» **WHAT YOU SHOULD DO**:
Quote the data below in full, please, without altering anything.

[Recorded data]
+++

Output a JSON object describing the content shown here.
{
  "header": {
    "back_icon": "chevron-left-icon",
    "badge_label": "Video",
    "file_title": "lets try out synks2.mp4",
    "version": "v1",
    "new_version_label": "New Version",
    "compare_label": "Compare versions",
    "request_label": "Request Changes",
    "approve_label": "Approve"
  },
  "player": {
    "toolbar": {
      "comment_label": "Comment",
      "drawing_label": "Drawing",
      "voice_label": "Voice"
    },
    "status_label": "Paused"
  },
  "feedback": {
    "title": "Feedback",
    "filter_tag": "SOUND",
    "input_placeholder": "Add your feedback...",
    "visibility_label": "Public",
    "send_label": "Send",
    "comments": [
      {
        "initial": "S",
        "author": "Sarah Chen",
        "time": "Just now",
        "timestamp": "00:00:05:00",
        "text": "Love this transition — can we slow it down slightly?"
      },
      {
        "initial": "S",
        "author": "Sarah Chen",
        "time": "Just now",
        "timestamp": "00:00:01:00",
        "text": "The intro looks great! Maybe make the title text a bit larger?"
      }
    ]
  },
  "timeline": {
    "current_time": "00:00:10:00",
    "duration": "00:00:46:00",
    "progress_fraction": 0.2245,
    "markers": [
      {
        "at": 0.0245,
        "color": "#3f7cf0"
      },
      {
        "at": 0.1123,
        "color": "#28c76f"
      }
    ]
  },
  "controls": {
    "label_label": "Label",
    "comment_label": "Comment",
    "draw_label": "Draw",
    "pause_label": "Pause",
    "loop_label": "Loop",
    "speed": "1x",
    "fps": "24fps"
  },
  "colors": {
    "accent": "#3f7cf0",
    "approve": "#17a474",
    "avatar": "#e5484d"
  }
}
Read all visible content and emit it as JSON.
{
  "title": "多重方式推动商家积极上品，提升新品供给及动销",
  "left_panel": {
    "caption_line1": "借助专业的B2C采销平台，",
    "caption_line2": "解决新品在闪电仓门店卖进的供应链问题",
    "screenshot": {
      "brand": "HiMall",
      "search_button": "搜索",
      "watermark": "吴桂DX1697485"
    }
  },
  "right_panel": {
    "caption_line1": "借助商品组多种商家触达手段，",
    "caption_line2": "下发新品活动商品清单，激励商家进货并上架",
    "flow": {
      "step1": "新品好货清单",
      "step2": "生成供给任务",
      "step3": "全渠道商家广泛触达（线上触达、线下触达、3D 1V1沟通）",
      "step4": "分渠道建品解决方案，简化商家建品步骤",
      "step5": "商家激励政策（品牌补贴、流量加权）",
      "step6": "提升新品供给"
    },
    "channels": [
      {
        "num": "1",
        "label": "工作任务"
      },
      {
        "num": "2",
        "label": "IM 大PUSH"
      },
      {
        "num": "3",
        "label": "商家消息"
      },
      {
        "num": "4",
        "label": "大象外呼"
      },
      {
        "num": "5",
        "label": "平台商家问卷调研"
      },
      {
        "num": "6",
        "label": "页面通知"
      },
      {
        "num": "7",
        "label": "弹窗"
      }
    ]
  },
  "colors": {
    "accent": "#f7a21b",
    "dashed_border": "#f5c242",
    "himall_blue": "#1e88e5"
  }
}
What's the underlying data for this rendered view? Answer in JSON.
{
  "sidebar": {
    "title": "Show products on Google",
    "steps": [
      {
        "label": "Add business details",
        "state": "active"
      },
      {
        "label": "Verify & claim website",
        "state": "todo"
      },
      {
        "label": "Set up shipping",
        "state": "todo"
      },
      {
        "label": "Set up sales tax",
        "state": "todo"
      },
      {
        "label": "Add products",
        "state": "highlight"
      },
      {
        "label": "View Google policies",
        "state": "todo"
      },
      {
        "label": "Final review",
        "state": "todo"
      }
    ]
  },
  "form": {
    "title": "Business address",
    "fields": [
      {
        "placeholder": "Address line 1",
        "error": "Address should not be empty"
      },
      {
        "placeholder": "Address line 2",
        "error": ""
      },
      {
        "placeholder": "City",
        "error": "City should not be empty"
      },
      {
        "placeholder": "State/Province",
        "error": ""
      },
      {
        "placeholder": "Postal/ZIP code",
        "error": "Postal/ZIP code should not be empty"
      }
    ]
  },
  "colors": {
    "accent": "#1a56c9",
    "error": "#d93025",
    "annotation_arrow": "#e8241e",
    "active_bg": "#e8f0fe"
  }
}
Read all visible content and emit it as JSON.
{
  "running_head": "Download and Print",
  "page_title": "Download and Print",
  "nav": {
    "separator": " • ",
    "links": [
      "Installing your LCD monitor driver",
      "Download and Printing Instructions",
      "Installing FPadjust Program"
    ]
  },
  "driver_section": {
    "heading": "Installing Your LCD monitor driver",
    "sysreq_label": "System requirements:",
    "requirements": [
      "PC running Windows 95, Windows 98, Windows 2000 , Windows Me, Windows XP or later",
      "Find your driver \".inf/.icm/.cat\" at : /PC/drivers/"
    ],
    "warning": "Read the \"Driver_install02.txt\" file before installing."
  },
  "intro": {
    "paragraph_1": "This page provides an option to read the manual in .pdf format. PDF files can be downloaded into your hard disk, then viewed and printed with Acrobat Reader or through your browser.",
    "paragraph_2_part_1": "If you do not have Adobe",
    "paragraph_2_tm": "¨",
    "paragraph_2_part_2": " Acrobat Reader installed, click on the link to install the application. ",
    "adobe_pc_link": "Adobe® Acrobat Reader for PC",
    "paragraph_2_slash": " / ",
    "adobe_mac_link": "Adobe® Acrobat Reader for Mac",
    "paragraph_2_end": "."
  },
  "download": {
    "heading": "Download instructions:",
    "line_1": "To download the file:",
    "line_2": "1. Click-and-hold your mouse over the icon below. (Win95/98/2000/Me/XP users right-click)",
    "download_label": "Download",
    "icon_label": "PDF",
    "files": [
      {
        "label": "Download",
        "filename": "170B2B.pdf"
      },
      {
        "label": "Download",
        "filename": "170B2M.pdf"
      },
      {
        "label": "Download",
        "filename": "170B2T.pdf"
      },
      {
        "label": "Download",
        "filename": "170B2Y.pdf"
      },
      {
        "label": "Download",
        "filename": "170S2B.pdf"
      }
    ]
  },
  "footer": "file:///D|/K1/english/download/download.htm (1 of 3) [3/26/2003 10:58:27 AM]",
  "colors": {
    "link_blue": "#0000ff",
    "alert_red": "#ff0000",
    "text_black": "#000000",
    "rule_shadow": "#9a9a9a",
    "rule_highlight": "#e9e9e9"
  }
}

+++

» **REPLY**:
Output a JSON object describing the content shown here.
{
  "header": {
    "back_icon": "chevron-left-icon",
    "badge_label": "Video",
    "file_title": "lets try out synks2.mp4",
    "version": "v1",
    "new_version_label": "New Version",
    "compare_label": "Compare versions",
    "request_label": "Request Changes",
    "approve_label": "Approve"
  },
  "player": {
    "toolbar": {
      "comment_label": "Comment",
      "drawing_label": "Drawing",
      "voice_label": "Voice"
    },
    "status_label": "Paused"
  },
  "feedback": {
    "title": "Feedback",
    "filter_tag": "SOUND",
    "input_placeholder": "Add your feedback...",
    "visibility_label": "Public",
    "send_label": "Send",
    "comments": [
      {
        "initial": "S",
        "author": "Sarah Chen",
        "time": "Just now",
        "timestamp": "00:00:05:00",
        "text": "Love this transition — can we slow it down slightly?"
      },
      {
        "initial": "S",
        "author": "Sarah Chen",
        "time": "Just now",
        "timestamp": "00:00:01:00",
        "text": "The intro looks great! Maybe make the title text a bit larger?"
      }
    ]
  },
  "timeline": {
    "current_time": "00:00:10:00",
    "duration": "00:00:46:00",
    "progress_fraction": 0.2245,
    "markers": [
      {
        "at": 0.0245,
        "color": "#3f7cf0"
      },
      {
        "at": 0.1123,
        "color": "#28c76f"
      }
    ]
  },
  "controls": {
    "label_label": "Label",
    "comment_label": "Comment",
    "draw_label": "Draw",
    "pause_label": "Pause",
    "loop_label": "Loop",
    "speed": "1x",
    "fps": "24fps"
  },
  "colors": {
    "accent": "#3f7cf0",
    "approve": "#17a474",
    "avatar": "#e5484d"
  }
}
Read all visible content and emit it as JSON.
{
  "title": "多重方式推动商家积极上品，提升新品供给及动销",
  "left_panel": {
    "caption_line1": "借助专业的B2C采销平台，",
    "caption_line2": "解决新品在闪电仓门店卖进的供应链问题",
    "screenshot": {
      "brand": "HiMall",
      "search_button": "搜索",
      "watermark": "吴桂DX1697485"
    }
  },
  "right_panel": {
    "caption_line1": "借助商品组多种商家触达手段，",
    "caption_line2": "下发新品活动商品清单，激励商家进货并上架",
    "flow": {
      "step1": "新品好货清单",
      "step2": "生成供给任务",
      "step3": "全渠道商家广泛触达（线上触达、线下触达、3D 1V1沟通）",
      "step4": "分渠道建品解决方案，简化商家建品步骤",
      "step5": "商家激励政策（品牌补贴、流量加权）",
      "step6": "提升新品供给"
    },
    "channels": [
      {
        "num": "1",
        "label": "工作任务"
      },
      {
        "num": "2",
        "label": "IM 大PUSH"
      },
      {
        "num": "3",
        "label": "商家消息"
      },
      {
        "num": "4",
        "label": "大象外呼"
      },
      {
        "num": "5",
        "label": "平台商家问卷调研"
      },
      {
        "num": "6",
        "label": "页面通知"
      },
      {
        "num": "7",
        "label": "弹窗"
      }
    ]
  },
  "colors": {
    "accent": "#f7a21b",
    "dashed_border": "#f5c242",
    "himall_blue": "#1e88e5"
  }
}
What's the underlying data for this rendered view? Answer in JSON.
{
  "sidebar": {
    "title": "Show products on Google",
    "steps": [
      {
        "label": "Add business details",
        "state": "active"
      },
      {
        "label": "Verify & claim website",
        "state": "todo"
      },
      {
        "label": "Set up shipping",
        "state": "todo"
      },
      {
        "label": "Set up sales tax",
        "state": "todo"
      },
      {
        "label": "Add products",
        "state": "highlight"
      },
      {
        "label": "View Google policies",
        "state": "todo"
      },
      {
        "label": "Final review",
        "state": "todo"
      }
    ]
  },
  "form": {
    "title": "Business address",
    "fields": [
      {
        "placeholder": "Address line 1",
        "error": "Address should not be empty"
      },
      {
        "placeholder": "Address line 2",
        "error": ""
      },
      {
        "placeholder": "City",
        "error": "City should not be empty"
      },
      {
        "placeholder": "State/Province",
        "error": ""
      },
      {
        "placeholder": "Postal/ZIP code",
        "error": "Postal/ZIP code should not be empty"
      }
    ]
  },
  "colors": {
    "accent": "#1a56c9",
    "error": "#d93025",
    "annotation_arrow": "#e8241e",
    "active_bg": "#e8f0fe"
  }
}
Read all visible content and emit it as JSON.
{
  "running_head": "Download and Print",
  "page_title": "Download and Print",
  "nav": {
    "separator": " • ",
    "links": [
      "Installing your LCD monitor driver",
      "Download and Printing Instructions",
      "Installing FPadjust Program"
    ]
  },
  "driver_section": {
    "heading": "Installing Your LCD monitor driver",
    "sysreq_label": "System requirements:",
    "requirements": [
      "PC running Windows 95, Windows 98, Windows 2000 , Windows Me, Windows XP or later",
      "Find your driver \".inf/.icm/.cat\" at : /PC/drivers/"
    ],
    "warning": "Read the \"Driver_install02.txt\" file before installing."
  },
  "intro": {
    "paragraph_1": "This page provides an option to read the manual in .pdf format. PDF files can be downloaded into your hard disk, then viewed and printed with Acrobat Reader or through your browser.",
    "paragraph_2_part_1": "If you do not have Adobe",
    "paragraph_2_tm": "¨",
    "paragraph_2_part_2": " Acrobat Reader installed, click on the link to install the application. ",
    "adobe_pc_link": "Adobe® Acrobat Reader for PC",
    "paragraph_2_slash": " / ",
    "adobe_mac_link": "Adobe® Acrobat Reader for Mac",
    "paragraph_2_end": "."
  },
  "download": {
    "heading": "Download instructions:",
    "line_1": "To download the file:",
    "line_2": "1. Click-and-hold your mouse over the icon below. (Win95/98/2000/Me/XP users right-click)",
    "download_label": "Download",
    "icon_label": "PDF",
    "files": [
      {
        "label": "Download",
        "filename": "170B2B.pdf"
      },
      {
        "label": "Download",
        "filename": "170B2M.pdf"
      },
      {
        "label": "Download",
        "filename": "170B2T.pdf"
      },
      {
        "label": "Download",
        "filename": "170B2Y.pdf"
      },
      {
        "label": "Download",
        "filename": "170S2B.pdf"
      }
    ]
  },
  "footer": "file:///D|/K1/english/download/download.htm (1 of 3) [3/26/2003 10:58:27 AM]",
  "colors": {
    "link_blue": "#0000ff",
    "alert_red": "#ff0000",
    "text_black": "#000000",
    "rule_shadow": "#9a9a9a",
    "rule_highlight": "#e9e9e9"
  }
}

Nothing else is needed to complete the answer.